So there was a gloom and reverence with which I walked through the first three levels of the museum, and under which many of the people around me also seemed to travel. We were in the presence of ruins, from days when black bodies were treated like cattle and felled like sugarcane crops. We were staring at the adornments of Ku Klux Klan members, at shards of glass from the 16th Street Baptist Church. And we were doing so only days after yet another police shooting of yet another unarmed black man. Death was in the air, and we were the bereaved.
But the mood of the place changed drastically when I reached the museum’s fourth and final level, devoted to the art of African Americans and titled “Culture Galleries.” In a matter of seconds, a young black boy near me spotted a display devoted to Whitney Houston and ran over to check it out, yelling Whitney’s name in excitement as he did so, his friends running behind him. In front of me a black father and his teenage son posed to take a picture with Chuck Berry’s 1973 Eldorado, and as they did so I thought about how I preferred this image — as opposed to the sight of Alton Sterling bleeding to death, his son days later weeping and crying out, “I want my dad.”
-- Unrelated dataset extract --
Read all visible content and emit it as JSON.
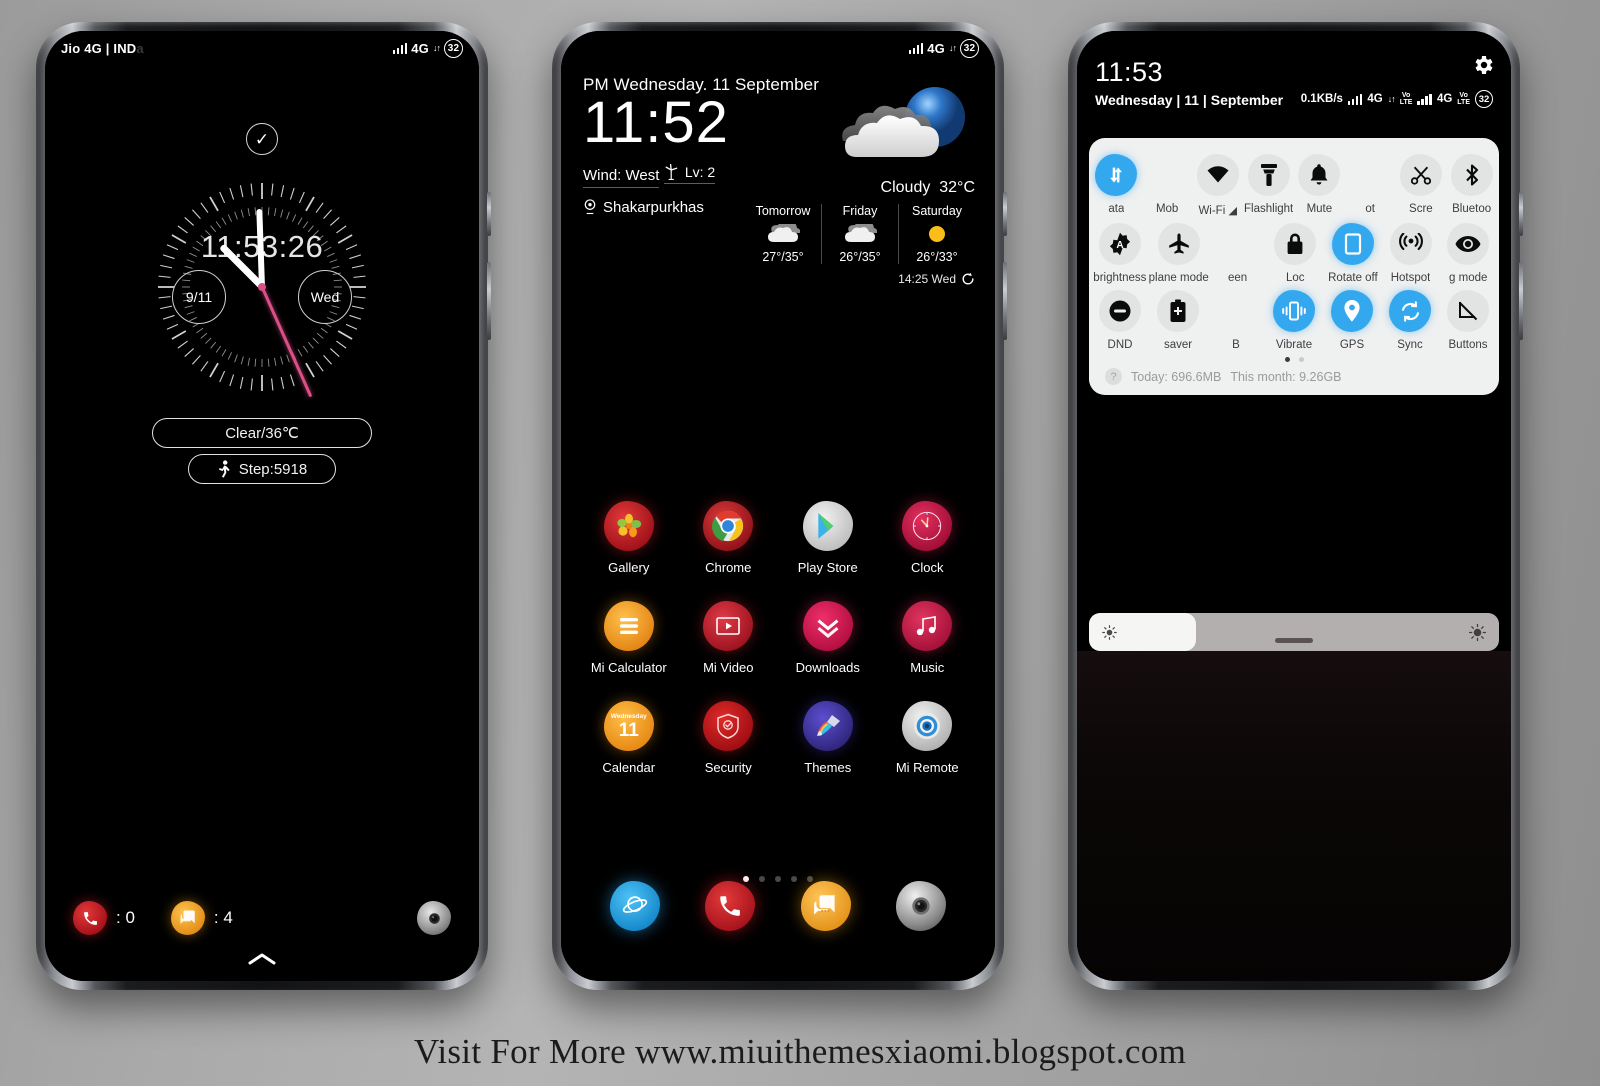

It was in the “Culture Galleries” that I realized the genius of the museum’s structure. Traveling upward from the lowest level of the museum is a journey categorized by destruction and mutilation, but purposefully so. What awaits you on the highest level of the building isn’t a space filled with continued evidence of the evil which dismantled many black people. What is there is evidence of what black people put together. The things we fashioned with our imaginations and our love. The art we created to simultaneously sustain our hope and heal this nation.
When I entered the section of the fourth level that was devoted to Broadway, the song “Brand New Day” from the soundtrack of The Wiz began to play over the room’s speakers, and as I sang the words to myself I thought about the resilience it took for African Americans to get here. The path to establishing a national museum for black Americans alone was difficult, and harder yet were the struggles of the civil rights movement, and the tears shed by the many who were enslaved. Harder yet were the lashes, the lynching, the boats that carried black people from the land they called home to a prison from which many couldn’t escape.
And still yet, despite all those trials, there came a day when congressman and civil rights leader John Lewis addressed an excited crowd and marked the opening day of the National Museum of African-American History and Culture. There came a day when the first African-American president of the United States and the first African-American first lady of the United States stood onstage with the daughter of a slave, and together rang a bell from a historic black church, signaling the opening of a new sanctuary.
For the National Museum of African American History and Culture is undeniably a place for mourning, but it is also undoubtedly a place for celebration. It’s a testament to faith, to the belief that anyone can gather up even the smallest amount of hope and watch it multiply and move mountains and even shape the very ground we walk on.
It’s a joyous birth. And there’s a lot of life ahead of us.